meaning it is now possible to build a Python on a current macOS version
with a deployment target of an earlier macOS system. For 3.9.1 and
later systems, we provide a "macOS 64-bit universal2 installer"
variant, currently build on macOS 11 Big Sur with fat binaries
natively supporting both Apple Silicon (arm64) and Intel-64
(x86_64) Macs running macOS 10.9 or later.
The legacy "macOS 64-bit Intel installer" variant is expected to
be retired prior to the end of 3.9.x support.
build-installer.py requires Apple Developer tools, either from the
Command Line Tools package or from a full Xcode installation.
You should use the most recent version of either for the operating
system version in use. (One notable exception: on macOS 10.6,
Snow Leopard, use Xcode 3, not Xcode 4 which was released later
in the 10.6 support cycle.) build-installer.py also must be run
with recent versions of Python 3.x or 2.7. On older systems,
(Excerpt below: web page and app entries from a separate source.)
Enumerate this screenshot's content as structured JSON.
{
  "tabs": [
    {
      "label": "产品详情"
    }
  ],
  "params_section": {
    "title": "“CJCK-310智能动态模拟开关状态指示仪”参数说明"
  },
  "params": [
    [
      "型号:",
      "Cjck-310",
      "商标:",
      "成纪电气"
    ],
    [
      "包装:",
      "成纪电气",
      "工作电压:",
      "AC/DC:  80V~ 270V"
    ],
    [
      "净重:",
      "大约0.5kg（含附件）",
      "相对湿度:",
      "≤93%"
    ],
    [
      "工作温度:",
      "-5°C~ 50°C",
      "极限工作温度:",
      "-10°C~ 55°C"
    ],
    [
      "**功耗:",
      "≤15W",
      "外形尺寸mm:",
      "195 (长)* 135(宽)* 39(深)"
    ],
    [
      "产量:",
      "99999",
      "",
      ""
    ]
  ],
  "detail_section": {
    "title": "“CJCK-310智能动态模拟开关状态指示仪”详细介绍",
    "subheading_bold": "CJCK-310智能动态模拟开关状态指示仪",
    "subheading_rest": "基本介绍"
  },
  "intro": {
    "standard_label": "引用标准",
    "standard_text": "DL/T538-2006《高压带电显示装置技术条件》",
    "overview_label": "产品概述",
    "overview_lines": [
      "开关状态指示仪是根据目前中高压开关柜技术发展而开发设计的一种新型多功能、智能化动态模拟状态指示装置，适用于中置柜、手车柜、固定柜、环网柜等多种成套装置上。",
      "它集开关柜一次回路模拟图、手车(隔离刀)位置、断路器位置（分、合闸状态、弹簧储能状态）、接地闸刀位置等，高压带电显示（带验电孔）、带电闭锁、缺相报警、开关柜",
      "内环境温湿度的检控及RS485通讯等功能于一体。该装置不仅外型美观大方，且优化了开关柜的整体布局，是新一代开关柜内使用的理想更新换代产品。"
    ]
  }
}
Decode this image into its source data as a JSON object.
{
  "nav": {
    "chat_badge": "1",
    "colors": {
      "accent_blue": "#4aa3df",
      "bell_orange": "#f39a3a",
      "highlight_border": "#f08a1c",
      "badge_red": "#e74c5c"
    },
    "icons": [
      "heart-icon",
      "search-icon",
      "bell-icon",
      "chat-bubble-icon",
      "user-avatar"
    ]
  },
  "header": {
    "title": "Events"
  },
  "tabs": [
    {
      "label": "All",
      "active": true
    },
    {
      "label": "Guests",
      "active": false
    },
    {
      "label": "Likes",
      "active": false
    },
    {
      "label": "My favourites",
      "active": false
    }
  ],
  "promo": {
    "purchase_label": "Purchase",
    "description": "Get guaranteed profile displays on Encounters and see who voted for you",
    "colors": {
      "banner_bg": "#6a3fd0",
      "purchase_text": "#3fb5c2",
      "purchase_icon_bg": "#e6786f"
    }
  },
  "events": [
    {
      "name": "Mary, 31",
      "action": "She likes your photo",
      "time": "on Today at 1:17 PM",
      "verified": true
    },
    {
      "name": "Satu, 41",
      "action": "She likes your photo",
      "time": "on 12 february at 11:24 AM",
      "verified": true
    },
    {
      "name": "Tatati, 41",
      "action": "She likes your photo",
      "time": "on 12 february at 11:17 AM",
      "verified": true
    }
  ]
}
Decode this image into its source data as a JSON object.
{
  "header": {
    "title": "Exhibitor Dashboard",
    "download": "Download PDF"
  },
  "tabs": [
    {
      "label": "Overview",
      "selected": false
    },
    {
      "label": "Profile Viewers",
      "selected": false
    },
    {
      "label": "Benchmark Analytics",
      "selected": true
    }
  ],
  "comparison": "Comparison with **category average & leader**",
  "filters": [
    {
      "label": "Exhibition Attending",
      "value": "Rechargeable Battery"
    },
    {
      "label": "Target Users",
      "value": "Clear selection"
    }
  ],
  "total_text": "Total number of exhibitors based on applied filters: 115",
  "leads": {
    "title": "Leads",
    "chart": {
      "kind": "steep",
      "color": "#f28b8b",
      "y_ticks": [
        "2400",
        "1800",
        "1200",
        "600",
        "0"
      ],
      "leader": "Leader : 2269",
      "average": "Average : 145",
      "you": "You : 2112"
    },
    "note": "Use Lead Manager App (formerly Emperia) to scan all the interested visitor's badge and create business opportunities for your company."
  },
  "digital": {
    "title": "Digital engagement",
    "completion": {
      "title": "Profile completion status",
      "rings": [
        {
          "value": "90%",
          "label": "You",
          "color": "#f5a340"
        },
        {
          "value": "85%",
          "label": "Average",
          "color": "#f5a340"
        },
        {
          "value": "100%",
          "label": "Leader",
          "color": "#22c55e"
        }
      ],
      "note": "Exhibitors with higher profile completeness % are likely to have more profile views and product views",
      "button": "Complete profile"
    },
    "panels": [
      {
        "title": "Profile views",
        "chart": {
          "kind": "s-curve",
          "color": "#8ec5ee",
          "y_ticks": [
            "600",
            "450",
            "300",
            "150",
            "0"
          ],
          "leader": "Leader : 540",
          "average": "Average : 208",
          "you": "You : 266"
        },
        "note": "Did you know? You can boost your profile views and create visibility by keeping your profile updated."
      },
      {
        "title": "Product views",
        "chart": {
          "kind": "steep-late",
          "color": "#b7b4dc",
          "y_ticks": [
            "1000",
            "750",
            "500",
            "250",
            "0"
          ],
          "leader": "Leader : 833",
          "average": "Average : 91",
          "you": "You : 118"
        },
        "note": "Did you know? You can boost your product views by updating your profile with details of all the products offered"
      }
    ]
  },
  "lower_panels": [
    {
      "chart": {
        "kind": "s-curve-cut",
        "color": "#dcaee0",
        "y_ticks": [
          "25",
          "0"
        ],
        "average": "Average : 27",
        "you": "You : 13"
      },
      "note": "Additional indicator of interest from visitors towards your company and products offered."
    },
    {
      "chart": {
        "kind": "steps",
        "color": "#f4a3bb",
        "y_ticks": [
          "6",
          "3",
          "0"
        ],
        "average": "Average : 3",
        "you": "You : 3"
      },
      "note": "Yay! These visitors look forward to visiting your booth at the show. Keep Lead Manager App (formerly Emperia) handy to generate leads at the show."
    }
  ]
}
due to changes in TLS practices, it may be easier to manually
download and cache third-party source distributions used by
build-installer.py rather than have it attempt to automatically
download them.
1. universal2, arm64 and x86_64, for OS X 10.9 (and later)::
/path/to/bootstrap/python3 build-installer.py \
--universal-archs=universal2 \
--dep-target=10.9
- builds the following third-party libraries
* OpenSSL 1.1.1
* Tcl/Tk 8.6
* NCurses
* SQLite
* XZ
* libffi
- uses system-supplied versions of third-party libraries
* readline module links with Apple BSD editline (libedit)
* zlib
* bz2
- recommended build environment:
* Mac OS X 11 or later
* Xcode Command Line Tools 12.5 or later
* current default macOS SDK
* ``MACOSX_DEPLOYMENT_TARGET=10.9``
* Apple ``clang``
2. legacy Intel 64-bit, x86_64, for OS X 10.9 (and later)::
/path/to/bootstrap/python3 build-installer.py \
--universal-archs=intel-64 \
--dep-target=10.9
- builds the following third-party libraries
* OpenSSL 1.1.1
* Tcl/Tk 8.6
* NCurses
* SQLite
* XZ
* libffi
- uses system-supplied versions of third-party libraries
* readline module links with Apple BSD editline (libedit)
* zlib
* bz2
- recommended build environment:
* Mac OS X 10.9.5
* Xcode Command Line Tools 6.2
* ``MacOSX10.9`` SDK
* ``MACOSX_DEPLOYMENT_TARGET=10.9``
* Apple ``clang``
General Prerequisites
---------------------
* No Fink (in ``/sw``) or MacPorts (in ``/opt/local``) or Homebrew or
other local libraries or utilities (in ``/usr/local``) as they could
interfere with the build.
* It is safest to start each variant build with an empty source directory
populated with a fresh copy of the untarred source or a source repo.
* It is recommended that you remove any existing installed version of the
Python being built::
sudo rm -rf /Library/Frameworks/Python.framework/Versions/n.n